Items from a data source:
-*-

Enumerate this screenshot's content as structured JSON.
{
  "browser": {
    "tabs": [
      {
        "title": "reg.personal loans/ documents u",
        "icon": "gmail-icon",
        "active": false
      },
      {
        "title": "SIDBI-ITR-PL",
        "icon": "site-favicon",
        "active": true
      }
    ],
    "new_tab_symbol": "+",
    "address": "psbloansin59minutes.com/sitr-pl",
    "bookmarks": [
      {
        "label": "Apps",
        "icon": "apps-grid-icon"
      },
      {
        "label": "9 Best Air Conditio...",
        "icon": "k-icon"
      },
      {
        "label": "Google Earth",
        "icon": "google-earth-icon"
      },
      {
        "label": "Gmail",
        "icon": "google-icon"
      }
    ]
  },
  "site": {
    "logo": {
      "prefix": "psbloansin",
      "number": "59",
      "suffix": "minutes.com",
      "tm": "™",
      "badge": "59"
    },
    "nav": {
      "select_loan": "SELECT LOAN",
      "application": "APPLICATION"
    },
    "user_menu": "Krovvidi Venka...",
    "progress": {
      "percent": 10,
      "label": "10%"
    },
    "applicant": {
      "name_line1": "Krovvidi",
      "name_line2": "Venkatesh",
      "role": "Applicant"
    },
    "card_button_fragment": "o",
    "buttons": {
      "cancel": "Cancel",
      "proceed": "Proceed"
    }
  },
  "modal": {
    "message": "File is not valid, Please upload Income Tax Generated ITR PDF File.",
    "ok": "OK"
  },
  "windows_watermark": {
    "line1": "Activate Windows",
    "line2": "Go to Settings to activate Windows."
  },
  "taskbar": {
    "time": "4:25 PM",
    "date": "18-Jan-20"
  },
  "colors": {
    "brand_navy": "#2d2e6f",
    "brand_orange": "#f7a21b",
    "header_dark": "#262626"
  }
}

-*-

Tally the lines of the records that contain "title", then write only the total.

## COMPLETED TASK
2